- Knives – blunt knives are frustrating and can be more dangerous than sharp ones. It’s worth investing in a small knife for preparing food and a larger one for slicing bread, meat etc. A knife sharpener is a very useful tool too.
- Chopping boards – ideally you will have two, one for raw meat and one for everything else. However if you only have one remember to wash thoroughly with hot water and detergent after using it for any raw meat or fish.
- Saucepans – try and use one that is the right size for what you are cooking; too large and it will be wasting energy. Use the lid while cooking as this also saves energy and stops the kitchen becoming like a sauna.
- Slow cookers are an excellent piece of equipment, use very little electricity and cook large amounts which you can portion up and freeze for another day.

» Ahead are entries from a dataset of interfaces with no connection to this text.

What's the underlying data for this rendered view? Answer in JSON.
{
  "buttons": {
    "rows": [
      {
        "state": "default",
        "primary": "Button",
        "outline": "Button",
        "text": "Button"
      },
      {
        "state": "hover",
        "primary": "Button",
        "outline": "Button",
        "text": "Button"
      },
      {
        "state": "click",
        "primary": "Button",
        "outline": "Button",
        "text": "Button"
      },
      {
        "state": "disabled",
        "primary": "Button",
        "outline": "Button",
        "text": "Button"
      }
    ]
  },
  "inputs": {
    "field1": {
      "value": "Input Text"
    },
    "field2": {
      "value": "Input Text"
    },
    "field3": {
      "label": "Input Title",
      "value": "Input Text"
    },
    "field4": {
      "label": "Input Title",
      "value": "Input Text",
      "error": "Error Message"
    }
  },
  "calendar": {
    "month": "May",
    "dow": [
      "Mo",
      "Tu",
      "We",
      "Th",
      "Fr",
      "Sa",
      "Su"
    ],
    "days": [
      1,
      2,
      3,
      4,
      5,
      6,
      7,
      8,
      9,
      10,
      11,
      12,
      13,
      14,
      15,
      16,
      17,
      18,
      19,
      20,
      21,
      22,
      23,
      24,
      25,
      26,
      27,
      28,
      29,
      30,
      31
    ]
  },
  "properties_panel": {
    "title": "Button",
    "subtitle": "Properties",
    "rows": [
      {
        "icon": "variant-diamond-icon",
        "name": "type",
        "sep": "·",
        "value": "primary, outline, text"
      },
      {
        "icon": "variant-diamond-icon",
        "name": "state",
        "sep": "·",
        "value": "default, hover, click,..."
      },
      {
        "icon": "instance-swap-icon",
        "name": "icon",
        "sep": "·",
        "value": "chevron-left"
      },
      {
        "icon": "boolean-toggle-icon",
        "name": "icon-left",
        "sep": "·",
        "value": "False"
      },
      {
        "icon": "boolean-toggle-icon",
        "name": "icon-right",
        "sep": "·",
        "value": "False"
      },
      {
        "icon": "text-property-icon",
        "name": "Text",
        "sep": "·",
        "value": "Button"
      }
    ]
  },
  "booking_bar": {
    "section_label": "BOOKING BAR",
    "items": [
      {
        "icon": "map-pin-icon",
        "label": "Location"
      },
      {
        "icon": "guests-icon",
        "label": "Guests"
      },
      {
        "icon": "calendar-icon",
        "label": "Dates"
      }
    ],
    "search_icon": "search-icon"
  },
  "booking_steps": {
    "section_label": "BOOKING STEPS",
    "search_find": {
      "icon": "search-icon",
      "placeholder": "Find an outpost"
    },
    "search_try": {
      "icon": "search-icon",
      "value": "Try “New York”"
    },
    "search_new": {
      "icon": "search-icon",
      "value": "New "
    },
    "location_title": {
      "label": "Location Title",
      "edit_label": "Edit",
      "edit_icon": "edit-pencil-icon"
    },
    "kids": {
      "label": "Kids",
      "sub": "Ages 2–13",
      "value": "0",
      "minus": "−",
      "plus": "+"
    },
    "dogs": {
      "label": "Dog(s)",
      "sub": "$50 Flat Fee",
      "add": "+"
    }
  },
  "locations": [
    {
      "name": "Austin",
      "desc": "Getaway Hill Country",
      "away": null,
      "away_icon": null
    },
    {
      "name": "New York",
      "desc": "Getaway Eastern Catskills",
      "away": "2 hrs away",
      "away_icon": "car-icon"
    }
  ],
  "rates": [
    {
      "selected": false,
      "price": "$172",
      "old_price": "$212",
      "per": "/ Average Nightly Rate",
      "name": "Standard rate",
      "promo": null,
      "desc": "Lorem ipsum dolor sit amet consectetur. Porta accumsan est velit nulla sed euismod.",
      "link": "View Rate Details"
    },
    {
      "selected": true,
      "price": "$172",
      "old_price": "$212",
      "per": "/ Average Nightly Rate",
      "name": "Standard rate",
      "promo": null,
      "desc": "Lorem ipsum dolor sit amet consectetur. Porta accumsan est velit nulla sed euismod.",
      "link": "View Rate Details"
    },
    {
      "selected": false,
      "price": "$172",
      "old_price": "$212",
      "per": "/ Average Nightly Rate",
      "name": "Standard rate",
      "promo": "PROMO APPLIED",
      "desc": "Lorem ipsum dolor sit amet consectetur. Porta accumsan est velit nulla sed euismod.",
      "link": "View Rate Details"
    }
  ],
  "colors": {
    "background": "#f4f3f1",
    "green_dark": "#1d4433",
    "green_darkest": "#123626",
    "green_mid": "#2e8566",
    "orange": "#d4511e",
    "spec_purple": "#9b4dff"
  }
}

However, you need to be organised to use one; you need to start the meal off in the morning to be ready for the evening, so they are not suitable for everyone!
- Clean and tidy as you go! Remember to always wash hands before and after handling food, especially raw meat and fish; if you wash up and clean as you go along there is less to do once you have eaten your meal, giving you more time for socialising (or studying)!
- Make a list and keep to it! It is very easy to be tempted once you are there into buying things you don’t really need.
- Don’t shop on an empty stomach – you will be much more tempted to buy stuff you don’t need.
- Try your local market for fresh fruit and veg, it can often be cheaper than the supermarket. If you go late in the day, stalls are often selling off produce cheaply to get rid of it. However, rule 1 still applies, don’t buy what you don’t need.
- Club together to buy things you all use as bigger packs are often more economical.
- Look out for supermarket own label and value ranges.
- Larger supermarkets often have aisles devoted to world foods; you may find some staples (e.g. rice, tins of pulses), herbs and spices to be much cheaper here than in the standard food aisles.
- Try out the cheaper supermarkets rather than just the big 4.
- Every shop tries to tempt you with offers; 3 for 2, buy one get one free, remember that they are only really a bargain if you are going to be able to use it all before the sell by date!
We all know we are supposed to eat five or more portions of fruit and vegetables each day, but what is a portion? Does it have to be fresh? Can I count fruit juice? Are chips a vegetable?
Here is our handy guide to what’s what…
A portion of fresh fruit or veg is around 80g. This equates to roughly:
- 1 medium apple, pear, orange, peach, nectarine, tomato etc.
- 2 clementines, satsumas, plums or equivalent size fruit.
- 2 handfuls of blueberries or raspberries.
- a dessert bowl full of lettuce or salad leaves.
- 3 heaped tablespoons of chopped up or small veg (e.g. sliced carrots, peas, runner beans etc.).
- 3 heaped tablespoons of pulses (you can only count one portion of these towards your 5 a day).
- Around 1 heaped tablespoon of dried fruit (e.g. sultanas, fruit mix, cherries) is one portion.
- Tinned fruit and veg also counts, just try to equate to the portions outlined above.
Only one of your 5 a day can be a 150ml glass of fruit juice or a smoothie, no matter how many glasses you actually drink.
…and no, sorry, chips don’t count!
You’ve unpacked your stuff, found the kitchen and now you are entering into unknown territory; cooking!
We hope that this guide will help you to eat well while you are away from home. In it you will find hints and tips on shopping for food, how to get your “five a day”, and some basic recipes.